When was the last time you played baseball? When was the last time you watched it? I know I listened to a game last week. The last time I played was in the previous century. That’s sad really. I like playing. Life is playing. Not watching. What are we here for? To play or to watch? I think that will become central question of our age, at least for those that haven’t found their gods.
I believe the disconnection that comes from watching life instead of participating in it is responsible for just about all our problems. Our mental health problems, our physical health problems, our cultural problems. All these things stem from being disconnected from life, from each other, from ourselves.
How did we get here? We got here because we allowed other people to tell us what was good for us. And they were wrong. From diet and health to design and visions of the future, they were wrong.
It’s time we stopped listening to them and went back to fixing stuff ourselves, taking care of each other, taking care of ourselves.
The question becomes, how do we get back to where our grandfathers were?
There isn’t one answer to this. I am not here on high telling you how to find your path because that top-down model is what caused the problem. I’m not even going to tell you what I am doing because even in that I think there’s a tendency to see it as a recipe.
I would suggest that the first and most important thing is the realize that no one else is going to figure it out for you. The top-down, expert provides a solution system is the problem.
I would suggest that reclaiming control of your life, your community, your world is actually easier than you think. You are already more skilled than you think. And you are surrounded by skilled people. Find something that interests you and get better at it. Connect with other people who share your interests.
Early drafts of this had a few suggestions on specific things you could do, but again, I don’t want to give you a recipe. That said, there is one thing that I think isn’t intuitive, but will really open doors for you: stop using money to meet all your needs.
Find one problem, one thing, that you pay for now that you can either make/do yourself, or, even better can be borrowed or done with help from friends and family. The goal is to find something that puts you in a debt of gratitude to someone else. This is the basis of community—gratitude. When you are grateful to the world, you become more helpful to the world. Gratitude is a powerful motivator. It subverts one of the most powerful outside, centralized structures that we’re eventually going to have to do without: currency.

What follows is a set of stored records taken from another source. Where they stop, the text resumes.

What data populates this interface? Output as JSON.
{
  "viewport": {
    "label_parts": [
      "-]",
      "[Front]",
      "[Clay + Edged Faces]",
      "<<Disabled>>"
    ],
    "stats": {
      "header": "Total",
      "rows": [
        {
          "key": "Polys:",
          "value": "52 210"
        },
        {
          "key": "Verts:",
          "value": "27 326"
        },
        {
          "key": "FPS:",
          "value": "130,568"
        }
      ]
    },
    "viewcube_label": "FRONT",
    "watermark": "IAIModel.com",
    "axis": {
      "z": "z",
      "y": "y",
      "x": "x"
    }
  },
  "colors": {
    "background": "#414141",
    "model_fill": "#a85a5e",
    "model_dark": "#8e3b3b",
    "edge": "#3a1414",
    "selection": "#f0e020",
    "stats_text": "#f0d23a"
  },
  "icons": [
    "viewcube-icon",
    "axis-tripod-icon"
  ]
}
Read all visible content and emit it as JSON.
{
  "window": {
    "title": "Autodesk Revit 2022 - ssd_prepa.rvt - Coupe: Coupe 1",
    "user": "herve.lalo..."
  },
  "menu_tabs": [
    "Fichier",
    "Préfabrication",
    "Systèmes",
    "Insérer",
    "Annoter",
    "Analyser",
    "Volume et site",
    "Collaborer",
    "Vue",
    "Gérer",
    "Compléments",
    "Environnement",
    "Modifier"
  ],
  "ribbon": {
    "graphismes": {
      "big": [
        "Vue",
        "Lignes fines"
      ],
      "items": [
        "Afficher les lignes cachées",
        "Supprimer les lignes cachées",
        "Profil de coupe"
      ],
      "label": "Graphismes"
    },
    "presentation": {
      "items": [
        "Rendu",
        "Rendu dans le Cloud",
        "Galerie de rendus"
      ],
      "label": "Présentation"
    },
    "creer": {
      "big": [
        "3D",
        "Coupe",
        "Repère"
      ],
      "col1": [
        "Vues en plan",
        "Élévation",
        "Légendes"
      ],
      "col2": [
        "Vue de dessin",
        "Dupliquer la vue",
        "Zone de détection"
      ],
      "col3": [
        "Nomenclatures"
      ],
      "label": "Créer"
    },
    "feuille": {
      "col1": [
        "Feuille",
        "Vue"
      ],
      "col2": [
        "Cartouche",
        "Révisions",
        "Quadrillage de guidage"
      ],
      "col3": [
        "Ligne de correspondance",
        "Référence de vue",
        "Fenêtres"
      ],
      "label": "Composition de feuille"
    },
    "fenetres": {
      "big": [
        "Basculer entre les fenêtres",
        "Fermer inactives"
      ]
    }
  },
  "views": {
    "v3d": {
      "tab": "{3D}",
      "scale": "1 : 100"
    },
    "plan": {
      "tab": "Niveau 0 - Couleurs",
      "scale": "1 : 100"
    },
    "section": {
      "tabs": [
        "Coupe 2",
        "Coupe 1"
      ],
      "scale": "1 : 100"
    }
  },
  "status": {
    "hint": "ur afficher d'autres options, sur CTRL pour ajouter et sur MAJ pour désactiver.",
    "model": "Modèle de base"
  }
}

Your great grandparents fixed things for people, made things for people, and were grateful to receive the same from others. This formed much of the basis of community that held life together before the coming of centralization. It isn’t the only thing, but it’s a place to start and that’s what we need to do. Start. Remember, we don’t want to change the world, that’s the top down thinking that got us in the mess. The goal here is to change the only part of the world you can: you.